8 The architecture of the internet
8.1 Balance and control
We have examined the story of innovation as related to the internet, using the perspective of Lawrence Lessig's book, The Future of Ideas, as a guide. In summary:
the internet led to an explosion of innovation;
this innovation was the result of the internet's innovation commons: e2e architecture (code layer); shared resources; laws keeping the phone networks open for use by internet innovators;
this innovation constituted a revolution which was, and continues to be, perceived as a threat by established commercial interests;
those interests acted to deal with the effects that this innovation had on their markets (Lessig's counter-revolution);
the main tools they used were law and architecture.
The law that we have been primarily concerned with is intellectual property law. Intellectual property rights are inherently paradoxical. Intellectual property theoretically produces an incentive to produce (create/innovate) new information, the distribution of which is in the public interest. Yet it generates this incentive theoretically by restricting access to the new information produced. So it is important for a balance to be struck between the rights of the creators and the rights of the public to access their creations. Economists would describe this as striking a balance between the ‘incentive function’ and the ‘distributive function’ of intellectual property. So if a small number of powerful actors have excessive influence over the shaping of intellectual property laws, as Lessig suggests, then this will lead to an imbalance.

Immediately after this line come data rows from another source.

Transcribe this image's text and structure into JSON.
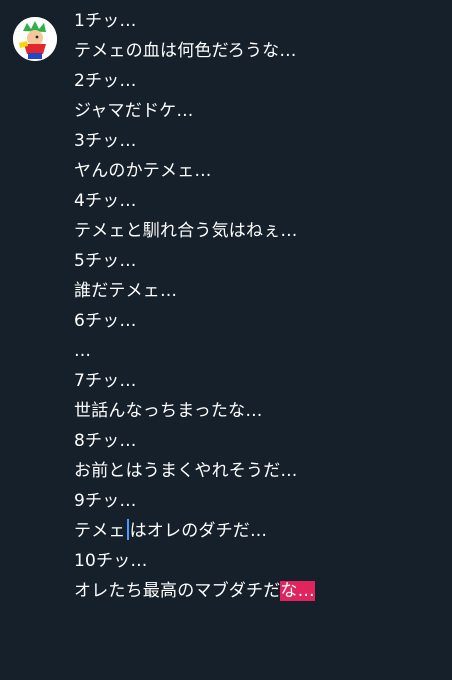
{
  "lines": [
    "1チッ…",
    "テメェの血は何色だろうな…",
    "2チッ…",
    "ジャマだドケ…",
    "3チッ…",
    "ヤんのかテメェ…",
    "4チッ…",
    "テメェと馴れ合う気はねぇ…",
    "5チッ…",
    "誰だテメェ…",
    "6チッ…",
    "…",
    "7チッ…",
    "世話んなっちまったな…",
    "8チッ…",
    "お前とはうまくやれそうだ…",
    "9チッ…",
    "テメェ",
    "はオレのダチだ…",
    "10チッ…",
    "オレたち最高のマブダチだ",
    "な…"
  ],
  "icons": {
    "avatar": "character-avatar-icon"
  },
  "colors": {
    "background": "#16202b",
    "text": "#ffffff",
    "caret": "#4a9bff",
    "highlight": "#e0245e"
  }
}
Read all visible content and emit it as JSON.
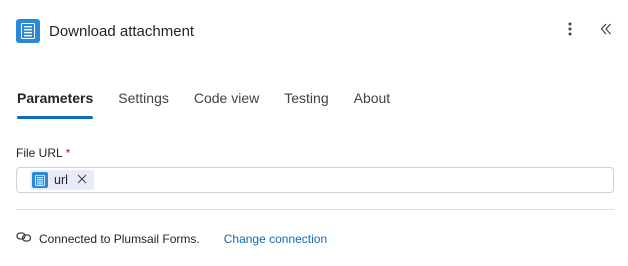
{
  "header": {
    "title": "Download attachment",
    "app_icon": "list-icon",
    "more_icon": "more-vertical-icon",
    "collapse_icon": "double-chevron-left-icon",
    "accent": "#2b88d8"
  },
  "tabs": [
    {
      "label": "Parameters",
      "active": true
    },
    {
      "label": "Settings",
      "active": false
    },
    {
      "label": "Code view",
      "active": false
    },
    {
      "label": "Testing",
      "active": false
    },
    {
      "label": "About",
      "active": false
    }
  ],
  "field": {
    "label": "File URL",
    "required_mark": "*",
    "token": {
      "label": "url",
      "icon": "list-icon",
      "remove_icon": "close-icon"
    }
  },
  "connection": {
    "icon": "link-icon",
    "text": "Connected to Plumsail Forms.",
    "change_label": "Change connection",
    "link_color": "#0f6cbd"
  }
}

Architectural effects can also lead to an imbalance. Robert Moses' bridges demonstrated how architecture can even interfere with individual freedoms. Lessig is concerned that a small number of powerful actors will come to control the architecture of the internet. This concentrated control would lead to an imbalance of power between the controllers and the remaining majority of the internet users, undermining the value of the internet as an innovation commons.
Whether and to what extent Lessig's predictions come true remains to be seen. Since the original publication of the book, Lessig claims that the signs of evolution towards the kind of control he described in The Future of Ideas are even stronger. As part of his fight against this control, Lessig convinced the publishers of his 2004 book, Free Culture, to make it openly available online.
Likewise Lessig’s 2008 book. Remix: Making Art and Commerce Thrive in the Hybrid Economy is also openly available online.
7.29 Study guide
8.2 The physical layer